So there I was, eating fries out of a basket, feeling so excited that I was immersing myself in something new. At first the words felt slow on my tongue. Each syllable was like moving a muscle I hadn’t used in a while. But slowly it began to return and I played off of other conversations, looking at Holyn when I was at a loss for words. We met a journalist and a software designer, a neuro psychologist and a chemistry professor.
The table was a mixture of age and ethnicity: Venezuelan, Syrian, and a man I suspected was from West Africa. When a few of our new-found friends got up to smoke outside, I was reminded of my life as a student once again.
When I studied in York England my friends and I had a small dinner party on Fat-Tuesday, or what the British call “Pancake Day”. As we cooked eggs and bacon in our friend’s apartment, one of the French girls looked over at me in the middle of our conversation. She was a beautiful woman with dark eyebrows and perfectly lined lips. I had always found her to be extremely intimidating until the week prior when she had offered to help me with my French homework.
“Do you smoke?” she asked, with a look of inquiry. I froze for a moment. No one in my life had ever asked me this. Allow me to remind you, I was a student at a Christian university back in the United States. It was a dry campus that had just legalized dancing and was flirting with the idea of mixed-gendered dormitories. But for some reason her question made me feel accepted, despite my obvious conservative background.

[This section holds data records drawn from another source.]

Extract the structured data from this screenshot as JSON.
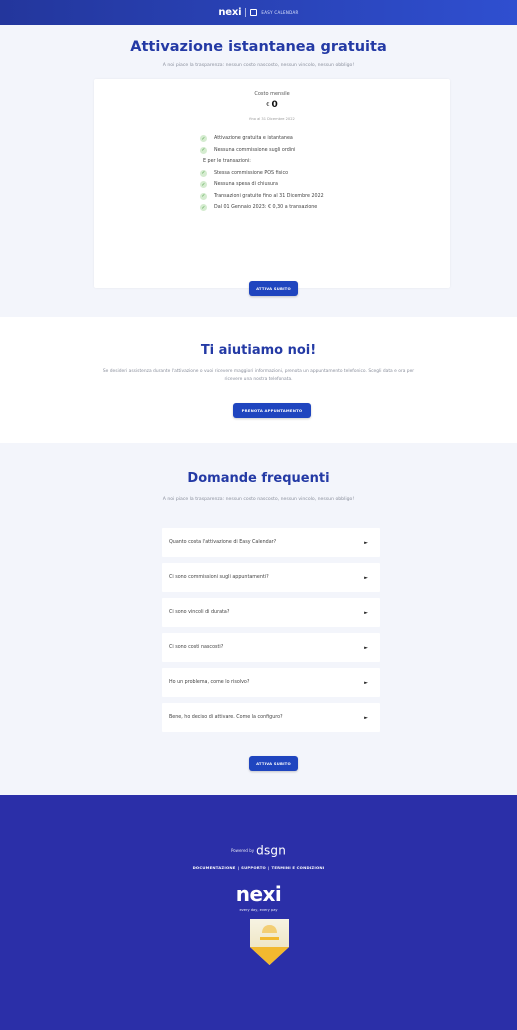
{
  "header": {
    "brand": "nexi",
    "product": "EASY CALENDAR"
  },
  "activation": {
    "title": "Attivazione istantanea gratuita",
    "subtitle": "A noi piace la trasparenza: nessun costo nascosto, nessun vincolo, nessun obbligo!",
    "cost_label": "Costo mensile",
    "currency": "€",
    "cost_value": "0",
    "cost_until": "fino al 31 Dicembre 2022",
    "features": [
      {
        "text": "Attivazione gratuita e istantanea",
        "check": true
      },
      {
        "text": "Nessuna commissione sugli ordini",
        "check": true
      },
      {
        "text": "E per le transazioni:",
        "check": false
      },
      {
        "text": "Stessa commissione POS fisico",
        "check": true
      },
      {
        "text": "Nessuna spesa di chiusura",
        "check": true
      },
      {
        "text": "Transazioni gratuite fino al 31 Dicembre 2022",
        "check": true
      },
      {
        "text": "Dal 01 Gennaio 2023: € 0,30 a transazione",
        "check": true
      }
    ],
    "button": "ATTIVA SUBITO"
  },
  "help": {
    "title": "Ti aiutiamo noi!",
    "description": "Se desideri assistenza durante l'attivazione o vuoi ricevere maggiori informazioni, prenota un appuntamento telefonico. Scegli data e ora per ricevere una nostra telefonata.",
    "button": "PRENOTA APPUNTAMENTO"
  },
  "faq": {
    "title": "Domande frequenti",
    "subtitle": "A noi piace la trasparenza: nessun costo nascosto, nessun vincolo, nessun obbligo!",
    "items": [
      "Quanto costa l'attivazione di Easy Calendar?",
      "Ci sono commissioni sugli appuntamenti?",
      "Ci sono vincoli di durata?",
      "Ci sono costi nascosti?",
      "Ho un problema, come lo risolvo?",
      "Bene, ho deciso di attivare. Come la configuro?"
    ],
    "button": "ATTIVA SUBITO"
  },
  "footer": {
    "powered_by": "Powered by",
    "powered_brand": "dsgn",
    "links": [
      "DOCUMENTAZIONE",
      "SUPPORTO",
      "TERMINI E CONDIZIONI"
    ],
    "logo": "nexi",
    "tagline": "every day, every pay"
  },
  "colors": {
    "primary_blue": "#243aa5",
    "button_blue": "#1f45bf",
    "footer_bg": "#2b2fa8",
    "check_green": "#55a44c"
  }
}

Smoking, where I came from, was not common among Millennials. The only time I’d ever held a cigarette was at the age of seven when my little brother and I pretended to smoke the half-used cigarette butts tossed out on the curb. We later received a serious whipping for entertaining such an idea.
I told her that I didn’t smoke and so she went out front by herself, and I realized she was looking for a smoking companion, someone to chat with as she stood outside.

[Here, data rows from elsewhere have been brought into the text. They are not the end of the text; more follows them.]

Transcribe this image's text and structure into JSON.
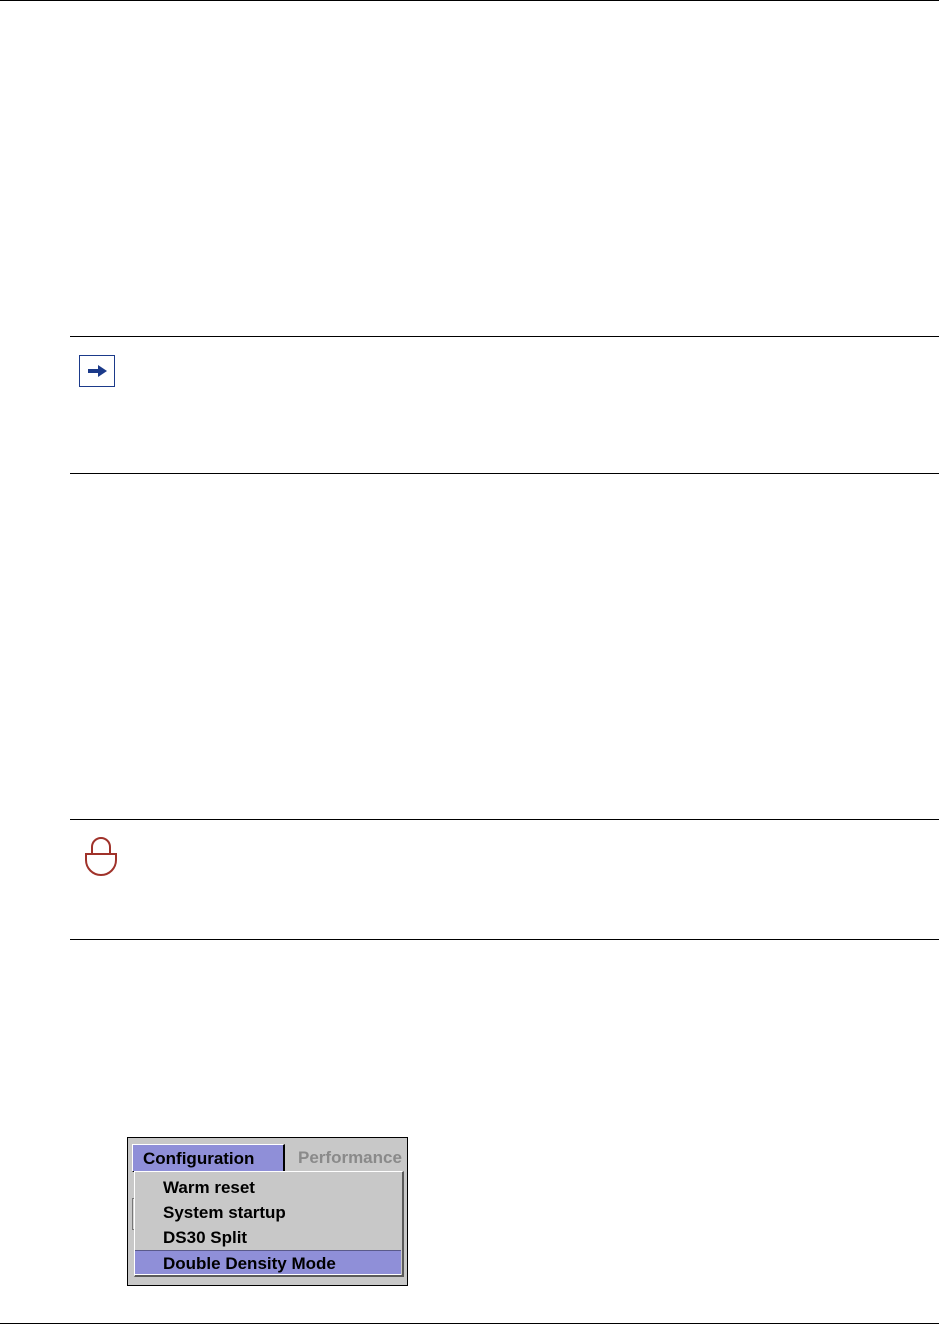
{
  "note_icon": {
    "name": "arrow-right-icon",
    "color": "#1b3a8a"
  },
  "security_icon": {
    "name": "lock-icon",
    "color": "#a0322a"
  },
  "menu_screenshot": {
    "menubar": {
      "active_tab": "Configuration",
      "inactive_tab": "Performance"
    },
    "items": [
      "Warm reset",
      "System startup",
      "DS30 Split",
      "Double Density Mode"
    ],
    "selected_item": "Double Density Mode",
    "highlight_color": "#8f8fd8"
  }
}
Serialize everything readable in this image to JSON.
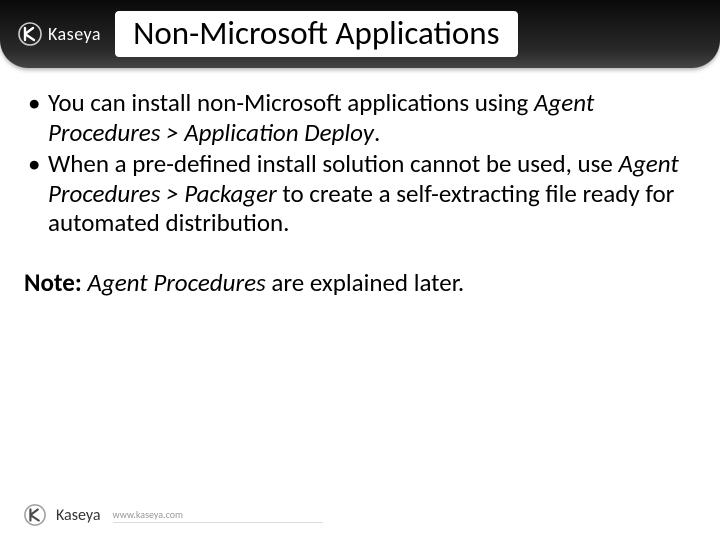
{
  "header": {
    "brand": "Kaseya",
    "title": "Non-Microsoft Applications"
  },
  "bullets": [
    {
      "pre": "You can install non-Microsoft applications using ",
      "em": "Agent Procedures > Application Deploy",
      "post": "."
    },
    {
      "pre": "When a pre-defined install solution cannot be used, use ",
      "em": "Agent Procedures > Packager",
      "post": " to create a self-extracting file ready for automated distribution."
    }
  ],
  "note": {
    "label": "Note:",
    "em": "Agent Procedures",
    "post": " are explained later."
  },
  "footer": {
    "brand": "Kaseya",
    "url": "www.kaseya.com"
  }
}
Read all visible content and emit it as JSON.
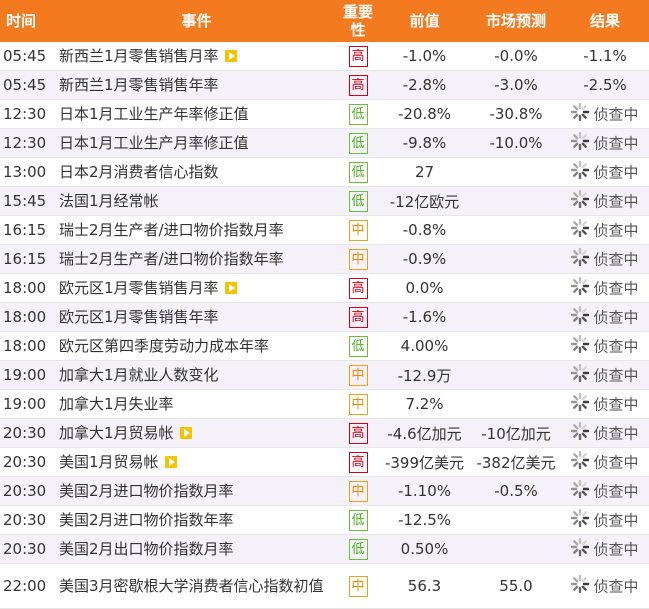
{
  "header": {
    "time": "时间",
    "event": "事件",
    "importance": "重要性",
    "previous": "前值",
    "forecast": "市场预测",
    "result": "结果"
  },
  "rows": [
    {
      "time": "05:45",
      "event": "新西兰1月零售销售月率",
      "video": true,
      "importance": "高",
      "level": "high",
      "previous": "-1.0%",
      "forecast": "-0.0%",
      "result": "-1.1%",
      "pending": false
    },
    {
      "time": "05:45",
      "event": "新西兰1月零售销售年率",
      "video": false,
      "importance": "高",
      "level": "high",
      "previous": "-2.8%",
      "forecast": "-3.0%",
      "result": "-2.5%",
      "pending": false
    },
    {
      "time": "12:30",
      "event": "日本1月工业生产年率修正值",
      "video": false,
      "importance": "低",
      "level": "low",
      "previous": "-20.8%",
      "forecast": "-30.8%",
      "result": "侦查中",
      "pending": true
    },
    {
      "time": "12:30",
      "event": "日本1月工业生产月率修正值",
      "video": false,
      "importance": "低",
      "level": "low",
      "previous": "-9.8%",
      "forecast": "-10.0%",
      "result": "侦查中",
      "pending": true
    },
    {
      "time": "13:00",
      "event": "日本2月消费者信心指数",
      "video": false,
      "importance": "低",
      "level": "low",
      "previous": "27",
      "forecast": "",
      "result": "侦查中",
      "pending": true
    },
    {
      "time": "15:45",
      "event": "法国1月经常帐",
      "video": false,
      "importance": "低",
      "level": "low",
      "previous": "-12亿欧元",
      "forecast": "",
      "result": "侦查中",
      "pending": true
    },
    {
      "time": "16:15",
      "event": "瑞士2月生产者/进口物价指数月率",
      "video": false,
      "importance": "中",
      "level": "mid",
      "previous": "-0.8%",
      "forecast": "",
      "result": "侦查中",
      "pending": true
    },
    {
      "time": "16:15",
      "event": "瑞士2月生产者/进口物价指数年率",
      "video": false,
      "importance": "中",
      "level": "mid",
      "previous": "-0.9%",
      "forecast": "",
      "result": "侦查中",
      "pending": true
    },
    {
      "time": "18:00",
      "event": "欧元区1月零售销售月率",
      "video": true,
      "importance": "高",
      "level": "high",
      "previous": "0.0%",
      "forecast": "",
      "result": "侦查中",
      "pending": true
    },
    {
      "time": "18:00",
      "event": "欧元区1月零售销售年率",
      "video": false,
      "importance": "高",
      "level": "high",
      "previous": "-1.6%",
      "forecast": "",
      "result": "侦查中",
      "pending": true
    },
    {
      "time": "18:00",
      "event": "欧元区第四季度劳动力成本年率",
      "video": false,
      "importance": "低",
      "level": "low",
      "previous": "4.00%",
      "forecast": "",
      "result": "侦查中",
      "pending": true
    },
    {
      "time": "19:00",
      "event": "加拿大1月就业人数变化",
      "video": false,
      "importance": "中",
      "level": "mid",
      "previous": "-12.9万",
      "forecast": "",
      "result": "侦查中",
      "pending": true
    },
    {
      "time": "19:00",
      "event": "加拿大1月失业率",
      "video": false,
      "importance": "中",
      "level": "mid",
      "previous": "7.2%",
      "forecast": "",
      "result": "侦查中",
      "pending": true
    },
    {
      "time": "20:30",
      "event": "加拿大1月贸易帐",
      "video": true,
      "importance": "高",
      "level": "high",
      "previous": "-4.6亿加元",
      "forecast": "-10亿加元",
      "result": "侦查中",
      "pending": true
    },
    {
      "time": "20:30",
      "event": "美国1月贸易帐",
      "video": true,
      "importance": "高",
      "level": "high",
      "previous": "-399亿美元",
      "forecast": "-382亿美元",
      "result": "侦查中",
      "pending": true
    },
    {
      "time": "20:30",
      "event": "美国2月进口物价指数月率",
      "video": false,
      "importance": "中",
      "level": "mid",
      "previous": "-1.10%",
      "forecast": "-0.5%",
      "result": "侦查中",
      "pending": true
    },
    {
      "time": "20:30",
      "event": "美国2月进口物价指数年率",
      "video": false,
      "importance": "低",
      "level": "low",
      "previous": "-12.5%",
      "forecast": "",
      "result": "侦查中",
      "pending": true
    },
    {
      "time": "20:30",
      "event": "美国2月出口物价指数月率",
      "video": false,
      "importance": "低",
      "level": "low",
      "previous": "0.50%",
      "forecast": "",
      "result": "侦查中",
      "pending": true
    },
    {
      "time": "22:00",
      "event": "美国3月密歇根大学消费者信心指数初值",
      "video": false,
      "importance": "中",
      "level": "mid",
      "previous": "56.3",
      "forecast": "55.0",
      "result": "侦查中",
      "pending": true
    }
  ],
  "colors": {
    "header_bg": "#f47a20",
    "high": "#d0021b",
    "mid": "#f08c00",
    "low": "#4caf1a",
    "video_icon": "#f5c400",
    "alt_row": "#f4f1f9"
  }
}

As I watched the couple from the French club outside the restaurant enjoy a cigarette, I felt sort of nostalgic about my time abroad. Hearing the French-speakers around me, those who were fluent and those who were stumbling over their words, created a sense of magic in the moment. As I write these words I realize I see the world much differently than most. To me every person is a character, the waitress, running around our table refilling drinks, the bartender still polishing glasses at the empty bar, and the woman sitting in the middle of our long extended table, so focused on cutting her steak she hasn’t let out a word. They’re all characters and for some reason I want to know their stories.
But I recognize not everyone perceives the world like me. To some, the couple smoking outside is just another group polluting the environment, the man who laughs so hard his food flies out of his mouth is just a rude foreigner, and the bartender who is waiting for the girl in the corner of the cafe to take notice of him, is just another guy. Perhaps they all have a story or perhaps I just have an untamed imagination of “what ifs.”

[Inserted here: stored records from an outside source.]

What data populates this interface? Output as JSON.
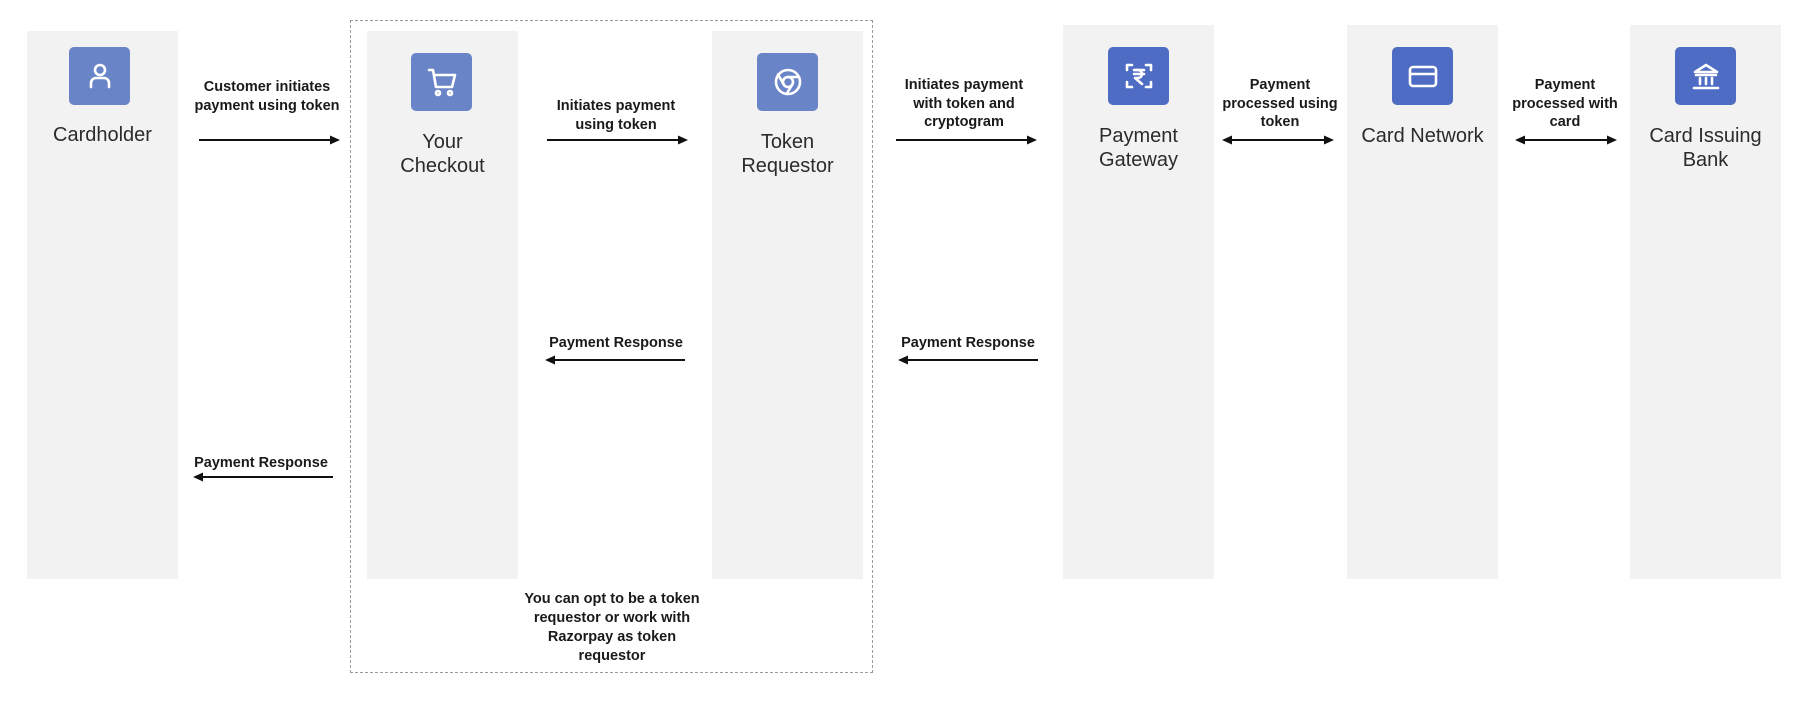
{
  "diagram": {
    "colors": {
      "column_bg": "#f2f2f2",
      "icon_bg_light": "#6a84c8",
      "icon_bg_dark": "#4e6cc4",
      "arrow": "#111111",
      "dashed_border": "#9a9a9a"
    },
    "nodes": [
      {
        "id": "cardholder",
        "title": "Cardholder",
        "icon": "user-icon"
      },
      {
        "id": "your-checkout",
        "title_line1": "Your",
        "title_line2": "Checkout",
        "icon": "shopping-cart-icon"
      },
      {
        "id": "token-requestor",
        "title_line1": "Token",
        "title_line2": "Requestor",
        "icon": "chrome-browser-icon"
      },
      {
        "id": "payment-gateway",
        "title_line1": "Payment",
        "title_line2": "Gateway",
        "icon": "rupee-scan-icon"
      },
      {
        "id": "card-network",
        "title": "Card Network",
        "icon": "credit-card-icon"
      },
      {
        "id": "card-issuing-bank",
        "title_line1": "Card Issuing",
        "title_line2": "Bank",
        "icon": "bank-icon"
      }
    ],
    "edges": [
      {
        "from": "cardholder",
        "to": "your-checkout",
        "direction": "right",
        "label_lines": [
          "Customer initiates",
          "payment using token"
        ]
      },
      {
        "from": "your-checkout",
        "to": "token-requestor",
        "direction": "right",
        "label_lines": [
          "Initiates payment",
          "using token"
        ]
      },
      {
        "from": "token-requestor",
        "to": "payment-gateway",
        "direction": "right",
        "label_lines": [
          "Initiates payment",
          "with token and",
          "cryptogram"
        ]
      },
      {
        "from": "payment-gateway",
        "to": "card-network",
        "direction": "both",
        "label_lines": [
          "Payment",
          "processed using",
          "token"
        ]
      },
      {
        "from": "card-network",
        "to": "card-issuing-bank",
        "direction": "both",
        "label_lines": [
          "Payment",
          "processed with",
          "card"
        ]
      },
      {
        "from": "token-requestor",
        "to": "your-checkout",
        "direction": "left",
        "label_lines": [
          "Payment Response"
        ]
      },
      {
        "from": "payment-gateway",
        "to": "token-requestor",
        "direction": "left",
        "label_lines": [
          "Payment Response"
        ]
      },
      {
        "from": "your-checkout",
        "to": "cardholder",
        "direction": "left",
        "label_lines": [
          "Payment Response"
        ]
      }
    ],
    "group_note_lines": [
      "You can opt to be a token",
      "requestor or work with",
      "Razorpay as token",
      "requestor"
    ]
  }
}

We left together, Holyn and I, chatting about the people we met. We passed the Jazz Kitchen were a group of Hispanic men were singing a poor rendition of Despacito. Perhaps next week we will try salsa dancing and I will again venture from my comfort zone to season my life with a little bit of cross-cultural experience.